## What you will do
If a line holds the word "price", copy it from the entries.

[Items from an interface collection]

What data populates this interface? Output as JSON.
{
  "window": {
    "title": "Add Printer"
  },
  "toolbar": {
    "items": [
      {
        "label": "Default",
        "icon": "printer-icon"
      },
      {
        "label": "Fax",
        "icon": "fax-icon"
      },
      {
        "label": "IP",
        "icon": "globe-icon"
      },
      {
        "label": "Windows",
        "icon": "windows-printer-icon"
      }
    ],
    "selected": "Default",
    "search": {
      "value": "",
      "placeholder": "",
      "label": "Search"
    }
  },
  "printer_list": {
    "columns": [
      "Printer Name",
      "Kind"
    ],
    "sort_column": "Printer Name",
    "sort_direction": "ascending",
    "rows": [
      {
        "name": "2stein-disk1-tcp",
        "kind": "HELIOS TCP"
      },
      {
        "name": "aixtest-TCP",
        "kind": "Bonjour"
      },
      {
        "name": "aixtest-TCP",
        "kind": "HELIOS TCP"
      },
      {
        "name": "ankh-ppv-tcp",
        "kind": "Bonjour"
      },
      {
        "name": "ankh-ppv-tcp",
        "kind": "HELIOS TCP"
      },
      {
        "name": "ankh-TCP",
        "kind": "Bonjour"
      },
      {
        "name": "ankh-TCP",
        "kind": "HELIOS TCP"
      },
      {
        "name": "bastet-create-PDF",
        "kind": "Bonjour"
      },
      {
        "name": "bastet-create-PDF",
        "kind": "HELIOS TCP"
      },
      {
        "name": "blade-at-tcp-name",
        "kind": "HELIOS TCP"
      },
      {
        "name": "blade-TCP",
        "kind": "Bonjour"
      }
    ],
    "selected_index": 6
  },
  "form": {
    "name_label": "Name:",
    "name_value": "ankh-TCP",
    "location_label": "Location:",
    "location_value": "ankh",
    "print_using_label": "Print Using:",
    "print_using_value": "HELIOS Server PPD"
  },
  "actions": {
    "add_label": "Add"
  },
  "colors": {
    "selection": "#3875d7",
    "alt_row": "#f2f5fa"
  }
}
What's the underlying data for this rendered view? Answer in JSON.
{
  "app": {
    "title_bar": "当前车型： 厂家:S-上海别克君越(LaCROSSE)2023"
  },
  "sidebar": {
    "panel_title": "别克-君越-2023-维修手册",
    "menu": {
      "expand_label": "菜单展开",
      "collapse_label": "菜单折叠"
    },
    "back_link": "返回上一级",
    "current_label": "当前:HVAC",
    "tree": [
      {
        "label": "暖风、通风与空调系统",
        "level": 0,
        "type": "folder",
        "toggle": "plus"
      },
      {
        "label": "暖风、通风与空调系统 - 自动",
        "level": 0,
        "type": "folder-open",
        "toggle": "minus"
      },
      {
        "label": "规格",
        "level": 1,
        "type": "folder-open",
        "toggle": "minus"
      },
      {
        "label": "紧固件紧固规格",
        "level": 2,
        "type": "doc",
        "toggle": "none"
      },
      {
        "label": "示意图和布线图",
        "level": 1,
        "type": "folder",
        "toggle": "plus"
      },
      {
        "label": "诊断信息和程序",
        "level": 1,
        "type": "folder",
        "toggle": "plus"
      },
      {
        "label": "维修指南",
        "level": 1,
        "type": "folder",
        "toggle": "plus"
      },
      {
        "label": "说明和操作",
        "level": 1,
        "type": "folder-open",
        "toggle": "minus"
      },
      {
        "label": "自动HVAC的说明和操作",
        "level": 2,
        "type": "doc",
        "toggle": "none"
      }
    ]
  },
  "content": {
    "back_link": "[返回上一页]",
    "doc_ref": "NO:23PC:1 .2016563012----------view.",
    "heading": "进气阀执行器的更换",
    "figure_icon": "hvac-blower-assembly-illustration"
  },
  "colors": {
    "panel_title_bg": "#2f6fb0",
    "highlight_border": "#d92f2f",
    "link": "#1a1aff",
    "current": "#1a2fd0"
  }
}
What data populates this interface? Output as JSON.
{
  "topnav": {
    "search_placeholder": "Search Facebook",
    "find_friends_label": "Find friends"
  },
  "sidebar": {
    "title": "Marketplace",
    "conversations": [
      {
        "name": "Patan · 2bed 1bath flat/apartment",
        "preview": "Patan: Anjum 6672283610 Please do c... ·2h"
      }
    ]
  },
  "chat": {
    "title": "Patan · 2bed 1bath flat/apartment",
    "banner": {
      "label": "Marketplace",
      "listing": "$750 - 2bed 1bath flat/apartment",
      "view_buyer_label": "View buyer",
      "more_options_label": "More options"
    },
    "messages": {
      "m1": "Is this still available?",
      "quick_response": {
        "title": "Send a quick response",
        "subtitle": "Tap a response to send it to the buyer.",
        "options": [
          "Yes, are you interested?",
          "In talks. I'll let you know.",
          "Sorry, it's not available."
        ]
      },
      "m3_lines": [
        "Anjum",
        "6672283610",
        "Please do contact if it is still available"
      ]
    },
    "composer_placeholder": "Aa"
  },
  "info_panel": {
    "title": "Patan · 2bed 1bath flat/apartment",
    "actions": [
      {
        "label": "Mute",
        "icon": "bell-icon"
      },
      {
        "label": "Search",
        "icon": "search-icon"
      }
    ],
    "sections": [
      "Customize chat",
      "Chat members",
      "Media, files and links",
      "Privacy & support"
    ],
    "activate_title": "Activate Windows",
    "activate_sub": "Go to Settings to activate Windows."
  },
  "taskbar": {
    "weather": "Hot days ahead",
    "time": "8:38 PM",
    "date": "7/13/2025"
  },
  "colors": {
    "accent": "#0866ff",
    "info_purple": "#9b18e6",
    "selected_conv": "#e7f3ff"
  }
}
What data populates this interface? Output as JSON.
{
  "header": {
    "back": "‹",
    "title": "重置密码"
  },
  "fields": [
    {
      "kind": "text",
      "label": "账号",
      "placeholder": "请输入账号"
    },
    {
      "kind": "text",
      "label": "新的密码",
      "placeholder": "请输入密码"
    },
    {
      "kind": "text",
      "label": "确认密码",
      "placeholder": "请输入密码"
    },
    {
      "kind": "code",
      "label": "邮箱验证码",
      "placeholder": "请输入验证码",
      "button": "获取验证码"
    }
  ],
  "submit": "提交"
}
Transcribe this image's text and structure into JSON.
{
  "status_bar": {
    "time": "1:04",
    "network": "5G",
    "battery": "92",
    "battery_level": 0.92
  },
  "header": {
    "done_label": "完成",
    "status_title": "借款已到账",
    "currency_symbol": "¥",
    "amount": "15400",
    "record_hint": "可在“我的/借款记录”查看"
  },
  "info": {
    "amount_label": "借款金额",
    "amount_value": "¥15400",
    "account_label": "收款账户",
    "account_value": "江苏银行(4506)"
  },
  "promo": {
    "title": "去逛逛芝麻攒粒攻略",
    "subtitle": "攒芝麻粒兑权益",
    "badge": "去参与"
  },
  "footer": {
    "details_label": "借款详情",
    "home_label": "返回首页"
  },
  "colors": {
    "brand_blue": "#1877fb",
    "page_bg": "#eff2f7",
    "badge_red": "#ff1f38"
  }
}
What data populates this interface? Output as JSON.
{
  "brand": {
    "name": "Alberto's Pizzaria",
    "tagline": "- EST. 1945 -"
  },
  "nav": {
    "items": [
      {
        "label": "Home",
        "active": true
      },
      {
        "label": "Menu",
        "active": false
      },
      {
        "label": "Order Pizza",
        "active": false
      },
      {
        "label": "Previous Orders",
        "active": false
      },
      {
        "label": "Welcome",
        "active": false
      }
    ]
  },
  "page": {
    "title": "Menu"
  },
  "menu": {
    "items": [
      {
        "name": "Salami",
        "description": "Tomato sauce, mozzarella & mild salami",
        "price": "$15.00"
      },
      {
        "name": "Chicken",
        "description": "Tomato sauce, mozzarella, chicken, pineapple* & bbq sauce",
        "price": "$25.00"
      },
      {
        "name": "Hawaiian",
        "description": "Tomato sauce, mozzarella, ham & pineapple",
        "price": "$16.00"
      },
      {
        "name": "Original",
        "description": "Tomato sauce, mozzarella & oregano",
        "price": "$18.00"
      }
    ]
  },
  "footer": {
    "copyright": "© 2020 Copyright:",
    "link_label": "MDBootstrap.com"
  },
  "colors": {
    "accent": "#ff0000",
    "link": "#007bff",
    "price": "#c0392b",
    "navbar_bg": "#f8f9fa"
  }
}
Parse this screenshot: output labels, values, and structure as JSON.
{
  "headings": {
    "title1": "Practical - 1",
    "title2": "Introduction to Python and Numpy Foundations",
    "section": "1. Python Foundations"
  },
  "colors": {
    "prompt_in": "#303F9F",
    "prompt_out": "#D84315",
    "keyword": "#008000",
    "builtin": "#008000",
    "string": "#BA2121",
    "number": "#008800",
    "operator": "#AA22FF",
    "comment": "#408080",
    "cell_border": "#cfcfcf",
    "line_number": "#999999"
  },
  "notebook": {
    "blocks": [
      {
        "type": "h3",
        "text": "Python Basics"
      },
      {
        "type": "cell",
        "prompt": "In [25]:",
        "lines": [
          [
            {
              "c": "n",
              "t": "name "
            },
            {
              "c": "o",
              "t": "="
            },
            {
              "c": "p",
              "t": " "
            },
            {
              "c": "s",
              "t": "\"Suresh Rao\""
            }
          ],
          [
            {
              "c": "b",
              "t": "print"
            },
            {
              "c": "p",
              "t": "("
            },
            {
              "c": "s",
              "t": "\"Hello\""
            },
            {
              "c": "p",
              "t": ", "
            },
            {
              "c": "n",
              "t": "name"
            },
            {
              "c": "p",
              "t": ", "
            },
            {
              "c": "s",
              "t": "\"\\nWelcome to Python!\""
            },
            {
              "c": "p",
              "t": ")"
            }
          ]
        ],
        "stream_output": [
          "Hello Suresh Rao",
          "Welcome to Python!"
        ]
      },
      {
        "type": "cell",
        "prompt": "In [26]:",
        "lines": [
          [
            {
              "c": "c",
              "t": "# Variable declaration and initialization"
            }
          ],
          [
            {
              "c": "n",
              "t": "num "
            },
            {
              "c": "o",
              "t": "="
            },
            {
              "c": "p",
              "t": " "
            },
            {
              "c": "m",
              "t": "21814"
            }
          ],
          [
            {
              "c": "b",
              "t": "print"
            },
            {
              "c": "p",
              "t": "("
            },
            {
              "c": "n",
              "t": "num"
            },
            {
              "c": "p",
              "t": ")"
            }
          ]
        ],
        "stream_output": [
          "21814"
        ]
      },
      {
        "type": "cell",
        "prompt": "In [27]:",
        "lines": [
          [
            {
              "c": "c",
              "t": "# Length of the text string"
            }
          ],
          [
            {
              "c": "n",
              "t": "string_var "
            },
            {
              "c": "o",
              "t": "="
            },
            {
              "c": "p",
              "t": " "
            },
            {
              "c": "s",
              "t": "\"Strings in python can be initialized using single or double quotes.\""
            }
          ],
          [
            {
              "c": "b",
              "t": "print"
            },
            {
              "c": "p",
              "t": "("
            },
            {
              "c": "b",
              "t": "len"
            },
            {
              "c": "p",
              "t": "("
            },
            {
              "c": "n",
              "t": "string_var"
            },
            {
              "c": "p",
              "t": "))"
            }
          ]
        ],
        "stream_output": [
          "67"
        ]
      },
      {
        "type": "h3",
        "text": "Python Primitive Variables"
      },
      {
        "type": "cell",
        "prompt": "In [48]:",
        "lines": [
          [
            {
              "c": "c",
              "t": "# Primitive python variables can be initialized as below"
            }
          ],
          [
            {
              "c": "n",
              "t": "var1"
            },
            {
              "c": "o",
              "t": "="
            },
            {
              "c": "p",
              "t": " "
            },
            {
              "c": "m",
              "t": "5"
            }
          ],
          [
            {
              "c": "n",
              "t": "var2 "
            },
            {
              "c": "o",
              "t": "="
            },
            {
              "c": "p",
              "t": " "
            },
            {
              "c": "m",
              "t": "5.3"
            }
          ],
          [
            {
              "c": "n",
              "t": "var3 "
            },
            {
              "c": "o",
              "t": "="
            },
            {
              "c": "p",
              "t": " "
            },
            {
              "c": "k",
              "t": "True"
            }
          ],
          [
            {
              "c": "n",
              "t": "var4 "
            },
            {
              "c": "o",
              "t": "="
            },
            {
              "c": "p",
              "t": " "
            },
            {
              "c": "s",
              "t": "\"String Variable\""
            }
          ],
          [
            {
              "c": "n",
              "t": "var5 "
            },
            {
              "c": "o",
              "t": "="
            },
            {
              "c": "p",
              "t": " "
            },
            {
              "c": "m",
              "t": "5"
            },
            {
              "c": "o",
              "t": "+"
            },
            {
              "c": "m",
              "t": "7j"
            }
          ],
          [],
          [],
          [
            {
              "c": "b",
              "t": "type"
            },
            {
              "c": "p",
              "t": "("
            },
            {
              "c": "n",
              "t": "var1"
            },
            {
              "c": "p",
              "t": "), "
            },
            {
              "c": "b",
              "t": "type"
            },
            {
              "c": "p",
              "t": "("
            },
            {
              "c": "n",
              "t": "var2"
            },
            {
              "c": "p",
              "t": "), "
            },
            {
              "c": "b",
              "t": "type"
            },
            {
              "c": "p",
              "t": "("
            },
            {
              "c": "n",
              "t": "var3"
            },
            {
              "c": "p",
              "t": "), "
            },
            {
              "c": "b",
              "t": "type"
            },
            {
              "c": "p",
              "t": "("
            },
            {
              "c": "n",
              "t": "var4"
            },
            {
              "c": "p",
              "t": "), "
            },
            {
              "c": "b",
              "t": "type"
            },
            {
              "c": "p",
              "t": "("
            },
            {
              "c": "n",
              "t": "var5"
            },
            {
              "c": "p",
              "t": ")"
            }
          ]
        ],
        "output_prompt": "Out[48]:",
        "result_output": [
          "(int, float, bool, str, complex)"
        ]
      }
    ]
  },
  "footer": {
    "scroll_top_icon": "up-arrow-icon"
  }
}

## Exercise output
        "price": "$15.00"
        "price": "$25.00"
        "price": "$16.00"
        "price": "$18.00"
    "price": "#c0392b",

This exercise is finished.